(Bantam Spectra, $5.99, 419 pages, mass market paperback, October
Reading a debut novel can be a lot like eating a jelly bean blindfolded.
Sometimes you pick a familiar flavour, Confidence Game? Naturally,
it's not so simple. This is a mix of all three -- though thankfully
very little is bad.
you pick a nasty one, and sometimes you are introduced to the new and
delicious. So which did I pick when I read
The general story follows Elzith Kar, a superspy born with an unusual
magical gift. She works for the Judges and their minions in the politically
tumultuous land of Dabion. After a dangerous mission that leaves her
mentally and physically scarred, she takes refuge with Tod Redtanner,
an honest bookbinder with a naïve sense of relationships.
Elzith lives in a world of deceit, intrigue, and corruption, while Tod's
world is simple, quiet, and straightforward. So what happens when these
two worlds smash into each other? Love and pain, of course! Plus a fun
time for the reader (I suspect studies would show avid readers to be
among the most sadistic people).
So let's talk about jelly bean number one -- the familiar. Well, this
is a fantasy novel that features some magic (albeit hidden by a repressive
government), various cultures and landscapes (laid out with the aid
of the requisite cartographic contribution in the front pages), and
a multitude of characters. Also, though not labelled as the first book
in a trilogy, it is the first book of more to come in this world.
Which brings me to the second jelly bean -- the nasty. Too often, Welch
departs from the story to describe cultures and governments and such
that have little to do with the story itself. I suspect, in other novels
to come, these places and such may play a bigger role. If so, fine --
but save it for those novels. These meanderings did little more than
annoy me. Some readers might enjoy such tangents (I love reading Norman
Mailer's works, which tend to be a linking of tangents), but in this
case I found the material suffered for it.
Likewise, mimicking many speculative fiction stories, Confidence
Game bounces between numerous character viewpoints. This, too, can
be very effective, but it utterly fails here. The story is about Elzith
and Tod. They hold the only two viewpoints we need. They are the interesting
characters with the interesting relationship. It's their book, but Welch
robs them of the spotlight for no apparent reason. This lack of focus
is the one major drawback in an otherwise strong novel. I often hear
that editors have less and less time to actually edit, but here is a
case where finding the time to offer such suggestions could have made

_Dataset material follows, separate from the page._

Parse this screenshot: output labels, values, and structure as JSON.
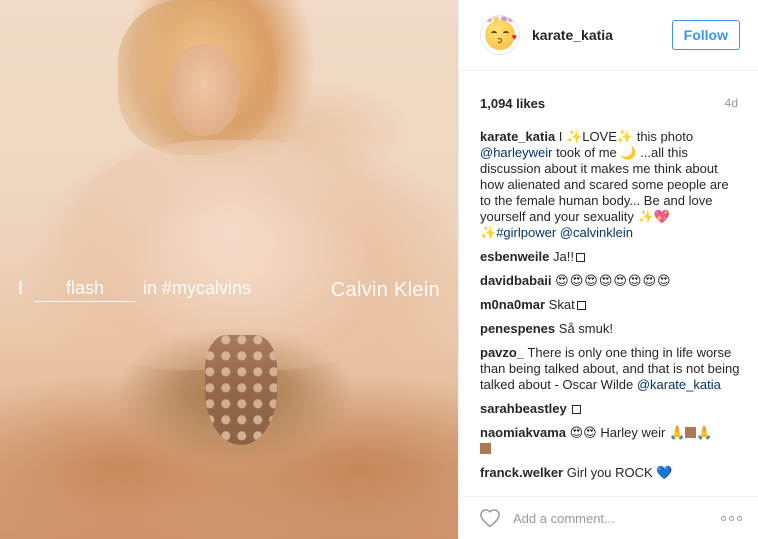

the novel (and its author) shine. Instead, we are left with shimmers
of good things to come and a decent, though limited, story.
So, what's the last jelly bean all about? It's about Elzith and Tod.
Their relationship (the greatest strength in this novel) is a central
focus for the story. While this is a novel of subterfuge, it is also
a love story, and one that works charmingly well. Welch proves that
depth of character does not have to be sacrificed to the mighty plot,
and nor does plot have to weaken at the first sign of characterization.
These are inclusive elements, not exclusive. They support each other
when handled properly, and, in the case of Confidence Game, they
frame the entire novel. Without Elzith and Tod, the plot would crumble.
Without the double-dealing plot, Elzith and Tod could not happen. If
nothing else, Confidence Game is a lesson in writing cohesion.
As I swallow this new jelly bean, it seems to satisfy. If Welch can
conquer her weaknesses and capitalize more upon her strengths, if she
can learn to focus her stories, then I suspect we are witnessing the
birth of a major fantasy writer. To summarize, I can cheerfully give
this author the best comment a reviewer has to offer -- I want to read
her next book.